  • Add water to a pool or spa
  • Conduct foundation watering, or
  • Operate an ornamental fountain or pond, other than aeration necessary to support aquatic life

Oh, and you must boil water before you drink it.

So, what do you do when your magic clean water source is compromised? According to the EPA, here’s how to keep yourself and your family safe when your water can’t be trusted:

1-Bring water to a vigorous boil and leave it there for at least a minute, then let it cool before using it in food or drinks. If you live over 5,000 feet above sea level, boil for three minutes. Alternatively, use bottled water. If the grocery store has any left!

Pro tip: You can save those empty water bottles and filled them with your boiled-clean water for use later. Be sure to let the water cool completely before transferring into plastic containers.

2-If the water is cloudy, filter it through a clean cloth, paper towel, or coffee filter before boiling.

3-Boil water before using it to handwash dishes. If you dishwasher comes to at least 160˚ in the dry cycle, it should be safe. If you aren’t sure then don’t risk it.

4-For babies, breastfeed or purchase readymade formula if possible.
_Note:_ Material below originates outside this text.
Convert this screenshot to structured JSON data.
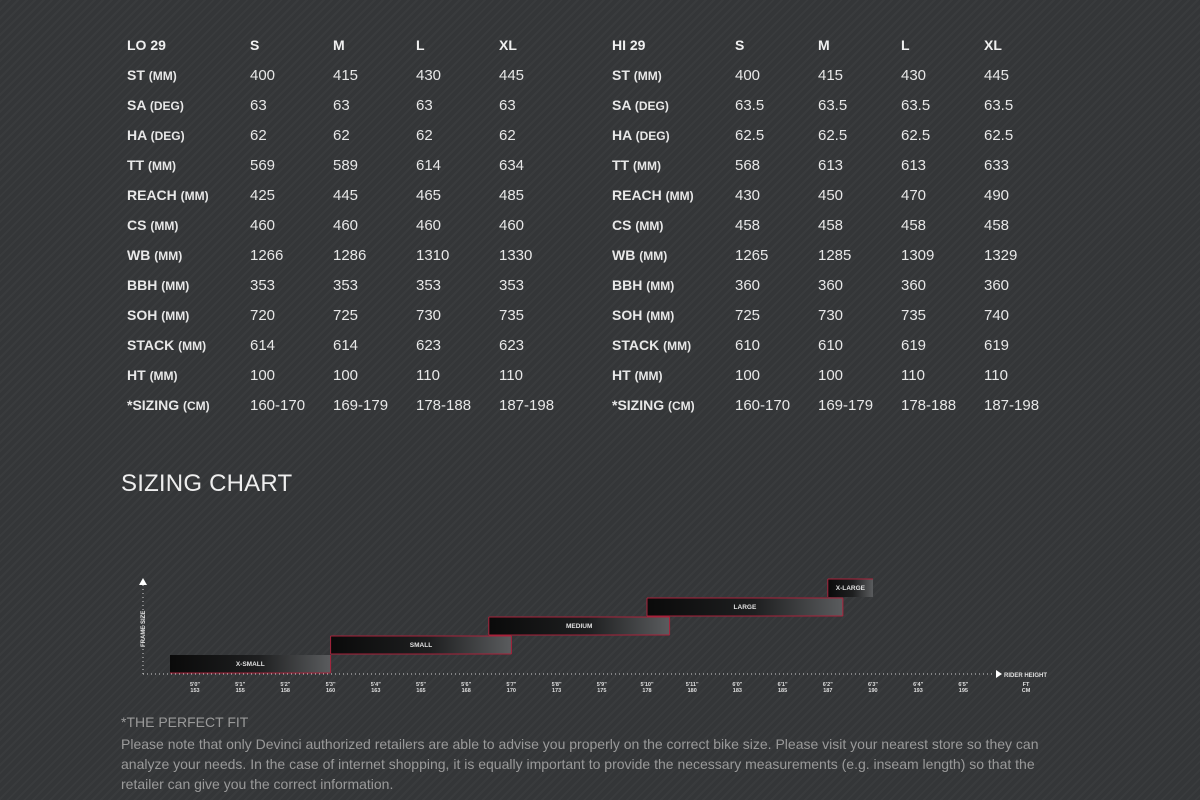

If you cannot purchase readymade formula, use only commercially bottled water to make formula.

5-Use boiled or commercially bottled water to make ice. Discard all the ice in your automatic ice maker and turn off the ice maker until you’re given the all clear.
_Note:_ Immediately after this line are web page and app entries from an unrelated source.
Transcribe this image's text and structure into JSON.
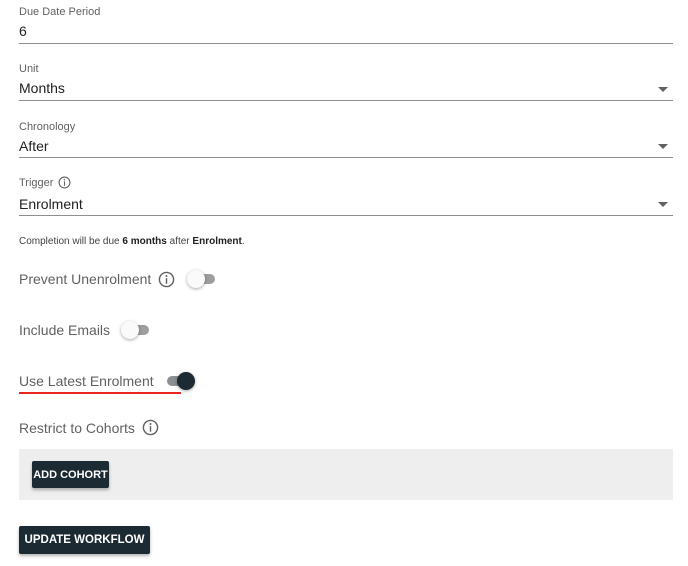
{
  "form": {
    "due_date_period": {
      "label": "Due Date Period",
      "value": "6"
    },
    "unit": {
      "label": "Unit",
      "value": "Months"
    },
    "chronology": {
      "label": "Chronology",
      "value": "After"
    },
    "trigger": {
      "label": "Trigger",
      "value": "Enrolment"
    }
  },
  "summary": {
    "prefix": "Completion will be due ",
    "period": "6 months",
    "middle": " after ",
    "trigger": "Enrolment",
    "suffix": "."
  },
  "toggles": {
    "prevent_unenrolment": {
      "label": "Prevent Unenrolment",
      "checked": false
    },
    "include_emails": {
      "label": "Include Emails",
      "checked": false
    },
    "use_latest_enrolment": {
      "label": "Use Latest Enrolment",
      "checked": true
    }
  },
  "restrict_to_cohorts": {
    "label": "Restrict to Cohorts",
    "add_button": "ADD COHORT"
  },
  "update_button": "UPDATE WORKFLOW",
  "colors": {
    "primary_dark": "#1c2a33",
    "highlight_red": "#e8261d",
    "panel_grey": "#eeeeee"
  },
  "icons": {
    "info": "info-circle-icon",
    "dropdown": "caret-down-icon"
  }
}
6-Keep your mouth closed in the shower.

7-Pets can get sick, too, so make sure you only use boiled or commercially bottled water for your animals.

If you actually drink 8 classes of water a day or have children to keep safe, these requirements may seem burdensome even if they are worth the effort to keep yourself and your family safe.  Here are a couple ideas to help put a brighter spin on the inconvenience:
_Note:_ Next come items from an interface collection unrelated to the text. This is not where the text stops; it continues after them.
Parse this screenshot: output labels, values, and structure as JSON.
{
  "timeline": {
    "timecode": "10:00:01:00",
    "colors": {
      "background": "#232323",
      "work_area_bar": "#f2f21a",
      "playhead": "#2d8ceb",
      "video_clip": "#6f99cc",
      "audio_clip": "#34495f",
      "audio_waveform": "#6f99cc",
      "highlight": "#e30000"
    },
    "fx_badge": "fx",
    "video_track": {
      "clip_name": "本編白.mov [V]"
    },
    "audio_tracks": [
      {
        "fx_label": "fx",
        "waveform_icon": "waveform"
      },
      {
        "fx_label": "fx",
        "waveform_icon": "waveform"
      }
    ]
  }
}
1-Explorers-Once upon a time, we didn’t have water treatment plants. Of course, we didn’t have factories, highways, or automotive vehicles, either. But even before all those things, streams and wells could become fouled.  Explorers could only assume water was safe to drink—or, if they were very clever they could hide and observe animals to see if they came to drink—but on some expedition somewhere, there was one man in the group who insisted on boiling the water before drinking. And that man was the one who didn’t get sick and took care of the others. If you get that far in the story, be prepared for a few games of hospital with the littles.

2-Space, the final frontier-This is rather less educational, but still fun. For ease, much Sci Fi assumes other planets have a friendly atmosphere and drinkable drinks. But as Guy from Galaxy Quest says, “Is there air? You don’t know!” Encourage your child’s imagination, pretend you’re on an alien planet and this is just how you make prepare water there. Allow pots to be used as space helmets and this just became a fun emergency. (Be sure to boil the water before washing the pot afterwards!)

3-World Traveler-Maybe your kids are older, or you yourself are entertaining a trip overseas. This is a great time to practice skills that will keep you and your family healthier abroad. At hotels, you won’t really be able to boil water, but you can practice drinking only bottled water and keeping your mouth closed in the shower. All while imagining you’re on vacation somewhere with a beach.

4-Secret Agent-Or, if your kids are into secret agents, maybe you can pretend you’re a spy on assignment somewhere exotic. Spies keep their mouths shut in the shower and take their water bottled, no ice.

If your kids get caught up in pretending to explore the world and are obsessed with boiling water for months after the crisis is over and water is again declared safe…well…you’ve brought the magic back by creating a fun memory out of something that could have been irritating or worse.

By Abigail Cossette Ryan, Contributing Writer (Non-Lawyer)